Cameron Health landed an April date with the FDA’s circulatory devices panel to review a pre-market approval application for its lead-free subcutaneous implantable cardioverter defibrillator, or S-ICD.
The S-ICD system, unlike traditional ICDs, sits just beneath the skin and does not rely on wires relayed through blood vessels and connected to the heart in order to provide heart rhythm therapy.
The device, which has been the only lead-free cardiac rhythm implant on the market since winning CE Mark approval in the European Union in 2009, will get the FDA treatment on April 26, according to the watchdog agency.
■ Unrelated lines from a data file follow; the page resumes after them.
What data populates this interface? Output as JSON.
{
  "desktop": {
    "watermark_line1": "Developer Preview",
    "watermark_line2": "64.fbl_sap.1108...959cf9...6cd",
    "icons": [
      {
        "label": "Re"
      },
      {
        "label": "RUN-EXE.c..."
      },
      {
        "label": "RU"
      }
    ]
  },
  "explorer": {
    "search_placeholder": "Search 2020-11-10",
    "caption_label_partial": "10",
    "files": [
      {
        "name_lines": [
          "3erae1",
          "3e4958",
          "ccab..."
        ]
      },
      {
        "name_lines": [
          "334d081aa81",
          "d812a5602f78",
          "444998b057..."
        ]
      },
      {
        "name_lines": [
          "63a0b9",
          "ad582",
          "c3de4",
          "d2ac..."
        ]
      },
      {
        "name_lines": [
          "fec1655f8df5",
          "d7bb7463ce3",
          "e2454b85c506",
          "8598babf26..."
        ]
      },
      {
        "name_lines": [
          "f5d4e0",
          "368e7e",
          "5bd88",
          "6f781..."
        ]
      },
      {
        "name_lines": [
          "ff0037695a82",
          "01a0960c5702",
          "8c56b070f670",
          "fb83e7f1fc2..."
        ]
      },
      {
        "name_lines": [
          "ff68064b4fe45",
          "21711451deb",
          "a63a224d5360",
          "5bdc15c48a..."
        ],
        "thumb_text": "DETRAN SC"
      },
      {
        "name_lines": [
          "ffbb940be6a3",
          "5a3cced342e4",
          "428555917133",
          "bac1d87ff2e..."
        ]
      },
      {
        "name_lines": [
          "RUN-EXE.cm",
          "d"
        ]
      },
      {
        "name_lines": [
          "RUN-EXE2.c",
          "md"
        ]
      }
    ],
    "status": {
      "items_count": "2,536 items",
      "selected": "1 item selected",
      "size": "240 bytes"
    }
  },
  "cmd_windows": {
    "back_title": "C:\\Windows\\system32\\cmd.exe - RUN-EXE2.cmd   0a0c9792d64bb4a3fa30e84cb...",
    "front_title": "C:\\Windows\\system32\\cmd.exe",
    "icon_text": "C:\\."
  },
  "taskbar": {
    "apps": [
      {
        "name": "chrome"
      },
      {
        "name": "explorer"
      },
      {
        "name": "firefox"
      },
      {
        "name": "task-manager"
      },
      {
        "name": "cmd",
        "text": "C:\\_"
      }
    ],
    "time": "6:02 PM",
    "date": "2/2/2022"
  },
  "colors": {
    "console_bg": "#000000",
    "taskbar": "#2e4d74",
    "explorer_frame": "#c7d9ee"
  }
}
Cameron filed its PMA in December 2011, making the quick FDA turnaround a positive sign for its steward-to-be. Nevertheless the news didn’t win much love from Wall Street today, where BSX shares were down 7¢ to $6.05 as of about 3 p.m.
"To us, FDA scheduling a panel to review the lead-less ICD so urgently … could suggest basically 2 things," analysts at Leerink Swann wrote in a note to investors. "(1) FDA must believe this is important new technology – particularly in the context of ongoing transvenous lead performance concerns (which the S-ICD aims to avoid), (2) FDA must have a basically positive bias toward the technology."
Either way, that’s a windfall for med-tech titan Boston Scientific and a possible setback for Edwards Lifesciences (NYSE:EW), which is not now likely to win its own panel date in April to review the "high-risk" patient group, cohort A, in its Sapien transcatheter heart valve PMA bid.
"Based on the FDA’s tentative panel meeting calendar, the next possible date for an EW Sapien panel now appears May 24," according to the analysts. "Clearly, the longer cohort A approval drags out, the more risk to numbers and the greater the likelihood of further downward estimate revisions."
EW shares were down 1% to $70.75 in late afternoon trading.